## Work request:
Each entry, as given, must be output unchanged.

## Given data:
== Segment start ==
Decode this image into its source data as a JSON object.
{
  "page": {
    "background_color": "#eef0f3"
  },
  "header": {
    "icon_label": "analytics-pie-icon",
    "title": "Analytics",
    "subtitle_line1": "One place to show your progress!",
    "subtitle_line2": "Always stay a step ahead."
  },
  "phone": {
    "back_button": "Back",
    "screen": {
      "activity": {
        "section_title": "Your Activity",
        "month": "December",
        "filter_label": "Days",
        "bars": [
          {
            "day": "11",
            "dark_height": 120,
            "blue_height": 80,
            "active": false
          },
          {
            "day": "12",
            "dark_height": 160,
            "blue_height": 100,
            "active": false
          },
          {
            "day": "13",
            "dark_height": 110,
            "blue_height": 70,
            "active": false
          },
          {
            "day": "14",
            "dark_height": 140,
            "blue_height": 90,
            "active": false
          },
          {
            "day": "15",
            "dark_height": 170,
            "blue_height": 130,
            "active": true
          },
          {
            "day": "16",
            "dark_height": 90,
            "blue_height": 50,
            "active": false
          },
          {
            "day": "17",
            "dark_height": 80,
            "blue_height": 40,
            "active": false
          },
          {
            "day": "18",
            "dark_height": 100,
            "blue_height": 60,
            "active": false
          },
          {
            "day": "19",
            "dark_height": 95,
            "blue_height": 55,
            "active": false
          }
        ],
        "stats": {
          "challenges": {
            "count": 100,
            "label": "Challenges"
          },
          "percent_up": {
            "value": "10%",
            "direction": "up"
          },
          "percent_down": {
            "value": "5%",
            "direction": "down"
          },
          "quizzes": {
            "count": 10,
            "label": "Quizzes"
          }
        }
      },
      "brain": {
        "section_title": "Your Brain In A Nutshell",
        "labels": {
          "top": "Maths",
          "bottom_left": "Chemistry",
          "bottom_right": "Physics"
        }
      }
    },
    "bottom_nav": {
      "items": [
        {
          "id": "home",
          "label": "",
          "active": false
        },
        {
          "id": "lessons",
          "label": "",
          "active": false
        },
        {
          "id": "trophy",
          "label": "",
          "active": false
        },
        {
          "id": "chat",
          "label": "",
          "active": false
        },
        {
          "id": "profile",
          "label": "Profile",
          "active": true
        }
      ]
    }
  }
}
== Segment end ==
## Solution to the exercise:
Decode this image into its source data as a JSON object.
{
  "page": {
    "background_color": "#eef0f3"
  },
  "header": {
    "icon_label": "analytics-pie-icon",
    "title": "Analytics",
    "subtitle_line1": "One place to show your progress!",
    "subtitle_line2": "Always stay a step ahead."
  },
  "phone": {
    "back_button": "Back",
    "screen": {
      "activity": {
        "section_title": "Your Activity",
        "month": "December",
        "filter_label": "Days",
        "bars": [
          {
            "day": "11",
            "dark_height": 120,
            "blue_height": 80,
            "active": false
          },
          {
            "day": "12",
            "dark_height": 160,
            "blue_height": 100,
            "active": false
          },
          {
            "day": "13",
            "dark_height": 110,
            "blue_height": 70,
            "active": false
          },
          {
            "day": "14",
            "dark_height": 140,
            "blue_height": 90,
            "active": false
          },
          {
            "day": "15",
            "dark_height": 170,
            "blue_height": 130,
            "active": true
          },
          {
            "day": "16",
            "dark_height": 90,
            "blue_height": 50,
            "active": false
          },
          {
            "day": "17",
            "dark_height": 80,
            "blue_height": 40,
            "active": false
          },
          {
            "day": "18",
            "dark_height": 100,
            "blue_height": 60,
            "active": false
          },
          {
            "day": "19",
            "dark_height": 95,
            "blue_height": 55,
            "active": false
          }
        ],
        "stats": {
          "challenges": {
            "count": 100,
            "label": "Challenges"
          },
          "percent_up": {
            "value": "10%",
            "direction": "up"
          },
          "percent_down": {
            "value": "5%",
            "direction": "down"
          },
          "quizzes": {
            "count": 10,
            "label": "Quizzes"
          }
        }
      },
      "brain": {
        "section_title": "Your Brain In A Nutshell",
        "labels": {
          "top": "Maths",
          "bottom_left": "Chemistry",
          "bottom_right": "Physics"
        }
      }
    },
    "bottom_nav": {
      "items": [
        {
          "id": "home",
          "label": "",
          "active": false
        },
        {
          "id": "lessons",
          "label": "",
          "active": false
        },
        {
          "id": "trophy",
          "label": "",
          "active": false
        },
        {
          "id": "chat",
          "label": "",
          "active": false
        },
        {
          "id": "profile",
          "label": "Profile",
          "active": true
        }
      ]
    }
  }
}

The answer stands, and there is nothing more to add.